We humans are slight things in comparison to oaks. It is humbling to stand by an old oak. Their life span may be as much as seven or eight hundred years and I find it interesting that they are not particularly a northern tree as we Brits tend to think, with our great symbolic oak forests and our heart- of-oak fighting ships and the supports of our great cathedrals. In fact the majority of them live between only 15 degrees and 30 degrees north. That is Mexico, Central America and Yunnan.
There is however one splendid oak not far from my home in Linconshire, the Bowthorpe Oak. Its age is not really known but was recorded in 1768 to have been ” in the same state of decay since the memory of the older inhabitants and their ancestors. ” The great trunk was hollowed out so that the Squire of Bowthorpe could sit down to dine with 20 friends,
The Bowthorpe Oak. Photo from the Ancient Tree Hunt site here
I am discovering so many lovely oak trees here in Orlando. Some with leaves that are similar to the English oak to the small narrow leathery leaves of the Live oak. Here are two leaves that I collected the other day, one from the Chinquapin Oak Quercus muhlenbergii and the other from the Durand Oak Quercus durandii. The Chinquapin is a confusing tree as it has spiny pods more like a chestnut, and leaves that look more like beech than oak… Sometimes the tags in the garden get moved around, misplaced or faded but this one is clear, it is definitely an oak.
I am in the middle of making a study of the Chinquapin Oak’s spiny pod which I gathered at some personal injury. These are in fact both white oaks which are distinguished from red oaks in that the leaf veins in red oaks extend outwards to form bristles on the ends of the leaf lobes. White oaks generally produce larger acorns than red oaks, some quite sweet and used as important food stuff by the indigenous Indians. I am waiting for the Chinquapin nuts to mature and then, first purchasing some armoured gloves to try to get at the nut, will give them a try.
And here is another interesting botanical term tyloses, this is another distinguishing factor of White Oaks over Red.

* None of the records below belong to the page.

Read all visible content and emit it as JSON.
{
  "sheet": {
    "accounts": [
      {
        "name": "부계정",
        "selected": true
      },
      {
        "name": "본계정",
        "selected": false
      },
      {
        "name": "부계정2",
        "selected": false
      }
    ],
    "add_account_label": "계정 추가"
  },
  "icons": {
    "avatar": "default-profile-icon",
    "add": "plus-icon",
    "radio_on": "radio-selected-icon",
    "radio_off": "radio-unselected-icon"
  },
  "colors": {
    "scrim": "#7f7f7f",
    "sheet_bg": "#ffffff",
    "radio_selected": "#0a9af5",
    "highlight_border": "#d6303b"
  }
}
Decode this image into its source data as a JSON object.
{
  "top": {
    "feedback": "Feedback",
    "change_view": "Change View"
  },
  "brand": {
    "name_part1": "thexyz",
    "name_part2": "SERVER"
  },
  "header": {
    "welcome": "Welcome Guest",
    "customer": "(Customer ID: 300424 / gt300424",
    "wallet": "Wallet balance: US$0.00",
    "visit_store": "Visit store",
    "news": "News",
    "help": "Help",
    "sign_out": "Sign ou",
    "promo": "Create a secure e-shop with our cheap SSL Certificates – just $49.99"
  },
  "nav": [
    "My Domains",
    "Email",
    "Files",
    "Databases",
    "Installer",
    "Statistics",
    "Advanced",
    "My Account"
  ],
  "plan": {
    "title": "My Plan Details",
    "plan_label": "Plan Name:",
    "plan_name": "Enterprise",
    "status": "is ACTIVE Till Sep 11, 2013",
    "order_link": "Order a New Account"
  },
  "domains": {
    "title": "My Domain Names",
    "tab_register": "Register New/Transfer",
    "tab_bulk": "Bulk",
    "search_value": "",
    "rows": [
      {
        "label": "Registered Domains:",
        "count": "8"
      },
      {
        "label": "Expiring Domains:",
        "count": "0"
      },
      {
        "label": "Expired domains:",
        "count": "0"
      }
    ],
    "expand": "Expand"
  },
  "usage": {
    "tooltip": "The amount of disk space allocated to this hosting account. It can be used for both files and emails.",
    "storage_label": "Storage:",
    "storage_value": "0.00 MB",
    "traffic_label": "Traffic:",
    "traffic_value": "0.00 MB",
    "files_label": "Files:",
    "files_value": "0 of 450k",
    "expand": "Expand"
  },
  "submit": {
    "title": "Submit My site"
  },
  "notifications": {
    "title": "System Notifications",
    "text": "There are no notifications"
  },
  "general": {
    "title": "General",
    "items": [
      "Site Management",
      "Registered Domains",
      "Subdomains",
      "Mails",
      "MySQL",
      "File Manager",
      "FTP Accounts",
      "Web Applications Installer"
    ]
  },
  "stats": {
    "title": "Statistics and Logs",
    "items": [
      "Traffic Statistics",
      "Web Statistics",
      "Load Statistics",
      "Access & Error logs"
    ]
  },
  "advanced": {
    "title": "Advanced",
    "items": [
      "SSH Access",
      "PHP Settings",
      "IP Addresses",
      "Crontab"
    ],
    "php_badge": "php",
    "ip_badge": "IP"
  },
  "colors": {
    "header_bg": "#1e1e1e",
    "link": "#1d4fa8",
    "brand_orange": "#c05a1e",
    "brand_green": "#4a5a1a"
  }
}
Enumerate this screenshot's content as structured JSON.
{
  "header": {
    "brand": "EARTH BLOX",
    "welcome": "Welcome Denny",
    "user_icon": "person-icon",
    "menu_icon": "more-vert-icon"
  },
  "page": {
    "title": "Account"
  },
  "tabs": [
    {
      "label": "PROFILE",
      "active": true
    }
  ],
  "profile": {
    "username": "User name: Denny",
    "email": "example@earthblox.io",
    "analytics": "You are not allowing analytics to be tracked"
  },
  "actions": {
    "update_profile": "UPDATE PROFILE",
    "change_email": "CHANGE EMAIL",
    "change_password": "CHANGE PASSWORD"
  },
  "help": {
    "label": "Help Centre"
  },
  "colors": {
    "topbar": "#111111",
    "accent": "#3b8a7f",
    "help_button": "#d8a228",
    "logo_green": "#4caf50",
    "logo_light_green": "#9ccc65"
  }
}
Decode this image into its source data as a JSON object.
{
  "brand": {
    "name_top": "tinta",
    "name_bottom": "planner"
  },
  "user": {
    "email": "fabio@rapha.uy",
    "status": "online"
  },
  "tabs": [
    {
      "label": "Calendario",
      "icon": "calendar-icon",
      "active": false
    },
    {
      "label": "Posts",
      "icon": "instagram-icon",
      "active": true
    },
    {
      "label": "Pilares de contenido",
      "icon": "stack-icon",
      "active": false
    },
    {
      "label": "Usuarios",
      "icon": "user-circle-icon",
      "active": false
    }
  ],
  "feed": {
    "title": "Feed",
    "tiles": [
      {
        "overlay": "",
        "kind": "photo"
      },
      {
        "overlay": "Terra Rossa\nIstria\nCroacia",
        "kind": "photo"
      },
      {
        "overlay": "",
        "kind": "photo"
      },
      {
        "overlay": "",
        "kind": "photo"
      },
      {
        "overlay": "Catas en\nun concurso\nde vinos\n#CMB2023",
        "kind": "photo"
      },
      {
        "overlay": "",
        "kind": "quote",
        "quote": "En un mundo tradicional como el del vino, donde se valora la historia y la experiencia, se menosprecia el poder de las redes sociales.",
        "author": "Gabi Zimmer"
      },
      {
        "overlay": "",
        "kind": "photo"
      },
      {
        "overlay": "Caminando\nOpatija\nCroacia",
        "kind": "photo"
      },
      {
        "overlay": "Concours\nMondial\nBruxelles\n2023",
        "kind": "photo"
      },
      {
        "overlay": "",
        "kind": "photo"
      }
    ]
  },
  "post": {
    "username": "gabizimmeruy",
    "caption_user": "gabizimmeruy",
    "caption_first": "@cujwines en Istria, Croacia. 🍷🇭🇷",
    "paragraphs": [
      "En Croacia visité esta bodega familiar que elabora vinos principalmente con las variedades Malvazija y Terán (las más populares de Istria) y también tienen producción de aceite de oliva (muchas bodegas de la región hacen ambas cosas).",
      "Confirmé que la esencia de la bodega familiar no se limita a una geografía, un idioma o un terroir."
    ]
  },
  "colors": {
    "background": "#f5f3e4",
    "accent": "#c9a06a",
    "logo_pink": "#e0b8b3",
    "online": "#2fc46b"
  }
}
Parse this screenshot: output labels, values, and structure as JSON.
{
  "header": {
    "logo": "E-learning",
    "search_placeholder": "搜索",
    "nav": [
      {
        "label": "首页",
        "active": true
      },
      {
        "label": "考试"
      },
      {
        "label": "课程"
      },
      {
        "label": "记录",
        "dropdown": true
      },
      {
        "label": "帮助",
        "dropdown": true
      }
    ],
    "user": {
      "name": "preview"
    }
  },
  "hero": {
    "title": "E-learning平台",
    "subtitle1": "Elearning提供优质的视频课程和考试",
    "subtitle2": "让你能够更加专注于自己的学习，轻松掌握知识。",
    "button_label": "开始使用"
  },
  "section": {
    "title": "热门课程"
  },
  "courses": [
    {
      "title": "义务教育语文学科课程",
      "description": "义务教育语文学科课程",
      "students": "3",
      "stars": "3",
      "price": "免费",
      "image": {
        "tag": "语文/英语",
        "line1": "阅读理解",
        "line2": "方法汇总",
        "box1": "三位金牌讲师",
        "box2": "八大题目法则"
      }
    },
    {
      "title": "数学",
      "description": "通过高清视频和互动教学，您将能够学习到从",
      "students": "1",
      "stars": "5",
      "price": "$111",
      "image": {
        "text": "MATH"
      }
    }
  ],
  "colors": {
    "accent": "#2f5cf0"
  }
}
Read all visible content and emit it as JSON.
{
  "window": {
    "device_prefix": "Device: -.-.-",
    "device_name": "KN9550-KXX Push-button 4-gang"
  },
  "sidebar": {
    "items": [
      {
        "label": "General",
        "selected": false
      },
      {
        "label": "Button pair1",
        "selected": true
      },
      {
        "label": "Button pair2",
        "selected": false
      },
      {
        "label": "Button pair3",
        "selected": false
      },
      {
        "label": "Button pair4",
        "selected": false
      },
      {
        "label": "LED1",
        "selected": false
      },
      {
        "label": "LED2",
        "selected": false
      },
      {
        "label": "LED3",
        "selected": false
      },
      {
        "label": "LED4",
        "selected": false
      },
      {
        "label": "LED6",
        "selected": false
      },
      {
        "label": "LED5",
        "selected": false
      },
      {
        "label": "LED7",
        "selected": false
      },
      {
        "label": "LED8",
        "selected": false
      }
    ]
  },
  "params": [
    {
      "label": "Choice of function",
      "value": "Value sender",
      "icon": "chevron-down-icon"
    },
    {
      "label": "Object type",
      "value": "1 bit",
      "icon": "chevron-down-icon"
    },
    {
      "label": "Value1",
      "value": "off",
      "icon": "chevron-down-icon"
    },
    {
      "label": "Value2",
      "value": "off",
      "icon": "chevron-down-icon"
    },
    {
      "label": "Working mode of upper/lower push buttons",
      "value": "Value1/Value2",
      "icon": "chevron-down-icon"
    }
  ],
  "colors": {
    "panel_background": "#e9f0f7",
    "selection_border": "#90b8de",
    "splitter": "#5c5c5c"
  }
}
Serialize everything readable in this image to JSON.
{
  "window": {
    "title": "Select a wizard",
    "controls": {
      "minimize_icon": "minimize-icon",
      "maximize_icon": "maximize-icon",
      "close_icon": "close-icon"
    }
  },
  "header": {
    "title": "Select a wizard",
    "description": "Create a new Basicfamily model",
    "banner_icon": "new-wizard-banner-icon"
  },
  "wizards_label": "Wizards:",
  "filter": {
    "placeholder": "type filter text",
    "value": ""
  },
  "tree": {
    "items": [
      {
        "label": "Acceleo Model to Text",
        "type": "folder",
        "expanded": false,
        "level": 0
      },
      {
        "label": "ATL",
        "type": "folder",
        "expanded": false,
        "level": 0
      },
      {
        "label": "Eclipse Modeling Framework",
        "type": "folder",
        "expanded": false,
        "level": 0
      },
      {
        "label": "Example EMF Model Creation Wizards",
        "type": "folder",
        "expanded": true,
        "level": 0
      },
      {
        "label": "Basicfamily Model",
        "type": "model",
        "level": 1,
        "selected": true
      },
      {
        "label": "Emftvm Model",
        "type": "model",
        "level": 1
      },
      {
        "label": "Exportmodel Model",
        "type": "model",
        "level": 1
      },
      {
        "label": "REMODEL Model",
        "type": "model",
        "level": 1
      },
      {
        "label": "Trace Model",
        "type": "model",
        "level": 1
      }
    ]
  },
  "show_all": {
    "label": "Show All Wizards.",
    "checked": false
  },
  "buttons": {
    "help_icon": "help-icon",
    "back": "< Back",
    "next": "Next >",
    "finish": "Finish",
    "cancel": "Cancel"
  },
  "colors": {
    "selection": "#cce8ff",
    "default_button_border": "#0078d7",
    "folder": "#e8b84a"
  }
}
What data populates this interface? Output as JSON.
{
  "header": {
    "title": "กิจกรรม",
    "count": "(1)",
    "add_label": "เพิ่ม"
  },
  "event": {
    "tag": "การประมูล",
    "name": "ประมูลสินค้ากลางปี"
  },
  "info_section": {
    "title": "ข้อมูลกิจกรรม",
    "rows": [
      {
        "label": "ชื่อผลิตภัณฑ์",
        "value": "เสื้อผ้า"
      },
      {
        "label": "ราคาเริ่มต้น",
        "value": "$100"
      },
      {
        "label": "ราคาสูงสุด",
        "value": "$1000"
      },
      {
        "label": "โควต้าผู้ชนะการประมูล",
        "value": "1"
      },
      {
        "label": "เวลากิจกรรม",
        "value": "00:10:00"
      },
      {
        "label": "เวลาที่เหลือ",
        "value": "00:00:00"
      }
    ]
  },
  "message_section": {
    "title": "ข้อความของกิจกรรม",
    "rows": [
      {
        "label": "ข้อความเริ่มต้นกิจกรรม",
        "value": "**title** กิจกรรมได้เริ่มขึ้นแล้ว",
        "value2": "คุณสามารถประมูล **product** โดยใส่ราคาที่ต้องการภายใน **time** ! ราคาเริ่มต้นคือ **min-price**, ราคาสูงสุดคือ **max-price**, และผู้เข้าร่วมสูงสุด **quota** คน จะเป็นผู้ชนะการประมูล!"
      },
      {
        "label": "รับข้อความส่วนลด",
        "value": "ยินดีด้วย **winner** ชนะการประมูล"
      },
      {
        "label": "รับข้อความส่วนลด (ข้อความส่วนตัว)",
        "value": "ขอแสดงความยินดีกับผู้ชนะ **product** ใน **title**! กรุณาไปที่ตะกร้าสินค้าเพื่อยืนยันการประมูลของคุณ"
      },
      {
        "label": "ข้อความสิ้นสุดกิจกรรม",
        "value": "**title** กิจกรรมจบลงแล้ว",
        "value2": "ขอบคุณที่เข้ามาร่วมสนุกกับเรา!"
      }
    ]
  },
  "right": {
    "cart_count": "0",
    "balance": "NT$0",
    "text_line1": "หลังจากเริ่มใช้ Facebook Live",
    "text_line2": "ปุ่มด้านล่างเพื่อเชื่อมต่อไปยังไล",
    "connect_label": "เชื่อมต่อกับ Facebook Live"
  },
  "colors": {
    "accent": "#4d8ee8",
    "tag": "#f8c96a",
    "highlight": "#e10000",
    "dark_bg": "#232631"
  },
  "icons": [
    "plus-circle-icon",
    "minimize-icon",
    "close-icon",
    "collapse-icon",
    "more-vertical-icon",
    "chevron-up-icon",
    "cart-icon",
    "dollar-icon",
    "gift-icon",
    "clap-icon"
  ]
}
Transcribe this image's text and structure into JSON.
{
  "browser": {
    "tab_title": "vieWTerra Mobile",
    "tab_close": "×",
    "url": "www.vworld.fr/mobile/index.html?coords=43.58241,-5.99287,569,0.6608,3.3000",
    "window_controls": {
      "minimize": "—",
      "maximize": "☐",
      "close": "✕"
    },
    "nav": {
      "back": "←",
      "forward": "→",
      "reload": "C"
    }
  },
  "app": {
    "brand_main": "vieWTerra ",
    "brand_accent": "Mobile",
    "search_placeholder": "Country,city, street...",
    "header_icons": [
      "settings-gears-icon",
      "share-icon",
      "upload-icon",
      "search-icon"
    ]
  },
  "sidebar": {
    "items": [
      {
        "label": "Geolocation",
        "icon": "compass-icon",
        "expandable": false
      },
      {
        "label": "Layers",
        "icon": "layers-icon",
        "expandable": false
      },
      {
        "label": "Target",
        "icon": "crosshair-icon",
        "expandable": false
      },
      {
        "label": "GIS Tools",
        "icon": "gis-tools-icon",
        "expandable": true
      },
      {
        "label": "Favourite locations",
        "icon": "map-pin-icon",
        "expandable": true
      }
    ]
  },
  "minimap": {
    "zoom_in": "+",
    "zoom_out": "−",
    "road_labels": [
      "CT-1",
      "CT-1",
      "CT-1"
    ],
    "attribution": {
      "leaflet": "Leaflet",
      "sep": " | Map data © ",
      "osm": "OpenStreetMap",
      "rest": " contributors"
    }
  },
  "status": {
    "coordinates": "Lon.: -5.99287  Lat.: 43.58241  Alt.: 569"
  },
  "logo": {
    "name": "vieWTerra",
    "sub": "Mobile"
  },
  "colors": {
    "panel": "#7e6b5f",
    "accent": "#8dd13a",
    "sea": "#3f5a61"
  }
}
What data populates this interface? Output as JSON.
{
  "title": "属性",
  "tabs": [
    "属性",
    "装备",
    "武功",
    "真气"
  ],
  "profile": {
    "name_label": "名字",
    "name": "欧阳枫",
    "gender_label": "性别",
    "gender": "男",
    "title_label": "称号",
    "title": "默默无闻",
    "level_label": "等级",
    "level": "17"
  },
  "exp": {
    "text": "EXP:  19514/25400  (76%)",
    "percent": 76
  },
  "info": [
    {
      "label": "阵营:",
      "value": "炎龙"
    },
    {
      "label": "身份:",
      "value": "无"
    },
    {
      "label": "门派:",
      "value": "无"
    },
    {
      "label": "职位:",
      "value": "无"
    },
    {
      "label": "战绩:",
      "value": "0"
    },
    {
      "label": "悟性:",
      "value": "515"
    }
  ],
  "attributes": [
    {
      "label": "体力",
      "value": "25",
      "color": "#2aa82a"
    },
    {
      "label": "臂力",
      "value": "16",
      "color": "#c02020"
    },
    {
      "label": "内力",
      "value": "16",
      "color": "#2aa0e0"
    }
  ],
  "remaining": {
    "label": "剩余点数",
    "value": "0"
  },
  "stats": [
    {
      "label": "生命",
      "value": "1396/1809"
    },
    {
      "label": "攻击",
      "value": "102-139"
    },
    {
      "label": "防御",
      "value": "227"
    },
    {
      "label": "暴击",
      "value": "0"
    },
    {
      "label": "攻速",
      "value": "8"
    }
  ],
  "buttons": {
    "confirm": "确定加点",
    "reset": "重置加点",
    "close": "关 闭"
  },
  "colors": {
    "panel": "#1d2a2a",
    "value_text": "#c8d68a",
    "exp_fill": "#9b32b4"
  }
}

Tyloses are bubble-like tissues from adjacent wood cells that invade and block the large pores in the wood and so block water and air. The presence of tyloses in white oaks makes the wood watertight, which is why it is preferred for barrels used to store wine and whiskey and shipbuilding, to red oak, which lacks tyloses and does not hold water.